REALISED only t'other day that England take on France in Lisbon the same day as the Leinster hurling semifinals in Croke Park next month. No contest in terms of viewer appeal, you'll agree. Two horribly predictable matches on the one hand, a fixture in which anything might happen on the other. The fixture in which anything might happen being, naturally, the first of the Leinster semifinals at Croke Park, the one between Laois/Offaly and Dublin/Westmeath/ Kildare.

What'll happen between Kilkenny and Wexford in the second semi-final, we can be pretty sure of. We can hazard a pretty shrewd guess at the outcome of England v France as well. A draw. Remember, it's the first match for both. Nobody will be trying to make a name for themselves.

Everyone will be satisfied to share the points. So it'll finish 1-1, and Patrick Vieira and Thierry Henry will get all huggy with Sol Campbell and Ashley Cole afterwards, and they'll all toddle off happily, to get down to the real business in their next fixture.

A cursory glance at the tabloid press and you'd be forgiven for assuming that the trophy is in the bag already, of course. "Sven Goran Eriksson last night backed David Beckham to put his Madrid misery behind him and lead England to glory at Euro 2004." Etc etc. It is ever thus. Sometimes this nonsense is irritating, more often it's merely amusing One thing is for sure, though. That England will be competing in Portugal next month should be cause for serious celebration ? and anticipation ? on this side of the water. As the archivist arm of the McEvoy family never tires of pointing out, the major tournament finals are "much better when England are in them".

Think of all the entertainment they've given us over the years as they discover new and ingenious ways of bowing out of said finals. Maradona's goals in 1986 to an immortal Jimmy Magee soundtrack ("Different class? DIFFERENT CLASS!").

Chris Waddle putting that penalty into Row Z of the Stadio del Alpi in 1990.

Gareth Southgate ensuring a career in pizza commercials for himself in 1996. Graeme Le Saux collapsing like a Guardianreading wuss as Dan Petrescu battered his way past him in 1998. Phil Neville's masterclass in how to avoid the needless concession of last-minute penalties in 2000. David Beckham jumping out of the way in the build-up to Rivaldo's equaliser for Brazil two years ago. All infinitely more entertaining than the splendid hours this nation squandered watching the Boys in Green grinding opponents and spectators alike into a stupor.

You'll laugh, you'll cry, you'll be absorbed. But mostly you'll laugh. There are few more appealing sights than watching the Tans get tanned at their own game.

The more highbrow op-ed writers will, with some justification, sigh at the above contention and be quick ? with total justification ? to once more point up the glaring dichotomy of Irish people drooling over English club teams yet despising their national team. Yes, it's childish, but it is the way of the world when former colony and former coloniser are involved. Reckon that Papa Bouba Diop and his funk-dancing Senegalese chums didn't get an extra kick out of beating France in the opening game of the 2002 World Cup finals?

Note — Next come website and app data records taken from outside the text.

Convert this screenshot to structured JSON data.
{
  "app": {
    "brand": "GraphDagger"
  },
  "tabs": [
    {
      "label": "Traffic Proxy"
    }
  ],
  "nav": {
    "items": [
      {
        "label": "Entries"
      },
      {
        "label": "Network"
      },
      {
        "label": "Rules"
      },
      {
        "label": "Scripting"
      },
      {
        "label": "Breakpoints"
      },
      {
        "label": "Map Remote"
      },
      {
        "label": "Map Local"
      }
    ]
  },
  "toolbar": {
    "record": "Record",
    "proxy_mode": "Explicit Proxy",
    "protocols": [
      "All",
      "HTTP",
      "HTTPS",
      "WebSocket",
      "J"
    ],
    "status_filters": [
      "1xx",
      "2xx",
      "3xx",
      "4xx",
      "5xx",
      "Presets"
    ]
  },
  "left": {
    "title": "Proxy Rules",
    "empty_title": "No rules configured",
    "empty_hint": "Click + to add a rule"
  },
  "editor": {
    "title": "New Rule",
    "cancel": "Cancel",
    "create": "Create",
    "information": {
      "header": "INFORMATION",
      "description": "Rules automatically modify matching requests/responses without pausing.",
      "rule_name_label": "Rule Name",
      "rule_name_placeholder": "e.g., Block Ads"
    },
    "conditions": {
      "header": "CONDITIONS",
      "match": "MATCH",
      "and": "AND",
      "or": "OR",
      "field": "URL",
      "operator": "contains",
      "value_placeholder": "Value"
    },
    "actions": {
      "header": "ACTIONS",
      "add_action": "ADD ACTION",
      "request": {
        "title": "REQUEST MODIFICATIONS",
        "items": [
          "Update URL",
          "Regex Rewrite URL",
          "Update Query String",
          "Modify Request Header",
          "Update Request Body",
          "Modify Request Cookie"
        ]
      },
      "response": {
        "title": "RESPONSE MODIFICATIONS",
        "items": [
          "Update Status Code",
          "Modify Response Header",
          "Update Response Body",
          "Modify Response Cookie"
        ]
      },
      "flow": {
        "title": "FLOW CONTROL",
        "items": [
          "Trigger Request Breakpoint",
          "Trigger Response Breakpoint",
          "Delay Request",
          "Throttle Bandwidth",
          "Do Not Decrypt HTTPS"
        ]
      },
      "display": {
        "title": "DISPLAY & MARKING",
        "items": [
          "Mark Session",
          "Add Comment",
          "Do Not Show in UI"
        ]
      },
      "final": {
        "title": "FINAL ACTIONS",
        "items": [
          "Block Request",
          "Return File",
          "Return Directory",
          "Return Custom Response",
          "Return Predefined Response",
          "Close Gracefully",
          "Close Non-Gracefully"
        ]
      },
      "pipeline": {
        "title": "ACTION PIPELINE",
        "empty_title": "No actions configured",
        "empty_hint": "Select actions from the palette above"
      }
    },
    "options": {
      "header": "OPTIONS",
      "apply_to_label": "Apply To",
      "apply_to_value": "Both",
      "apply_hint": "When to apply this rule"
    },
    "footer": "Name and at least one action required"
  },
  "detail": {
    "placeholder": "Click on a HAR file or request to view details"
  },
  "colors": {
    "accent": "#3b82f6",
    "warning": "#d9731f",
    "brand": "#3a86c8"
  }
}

Every worthwhile sporting narrative demands its harmless pantomime villain.

(For the record, Off The Fence was cheering for England, albeit from the comfort of the leaba, in the Rugby World Cup final last October. It was easy to cheer for England, the best team on earth for quite a while beforehand and dignified with it. It was even easier to cheer against Australia and their media morons, the loudest and most classless bunch of oafs on the face of the planet. ) What's more, harmless is exactly what the current England team are. Much as we might like to damn them as a collection of preening, pussy-whipped, tailor's dummies and roastobsessed fiends, no side that contains inoffensive souls like Owen Hargreaves or honest lummoxes like Emile Heskey will ever pass for Satan's XI. Glory for Sven's boys in Portugal and the heavens assuredly will not fall. Remove the English media from the equation and we'd struggle to find a stick to beat them with.

And here's another thing.

The fun and games in Japan and South Korea were grand (great Irish word, that) while they lasted. But the gloss wore off pretty quickly halfway through. It's all very well to see a minnow devour a whale. It's not all very well to see the business end of the competition approach with Argentina, Spain and France already back home, and Holland never having left it in the first place. A World Cup or European Championship finals without the inevitable Dutch catfight? An appalling vista.

Or without England contriving some way of blowing it? Equally unconscionable.

Rest assured that they will.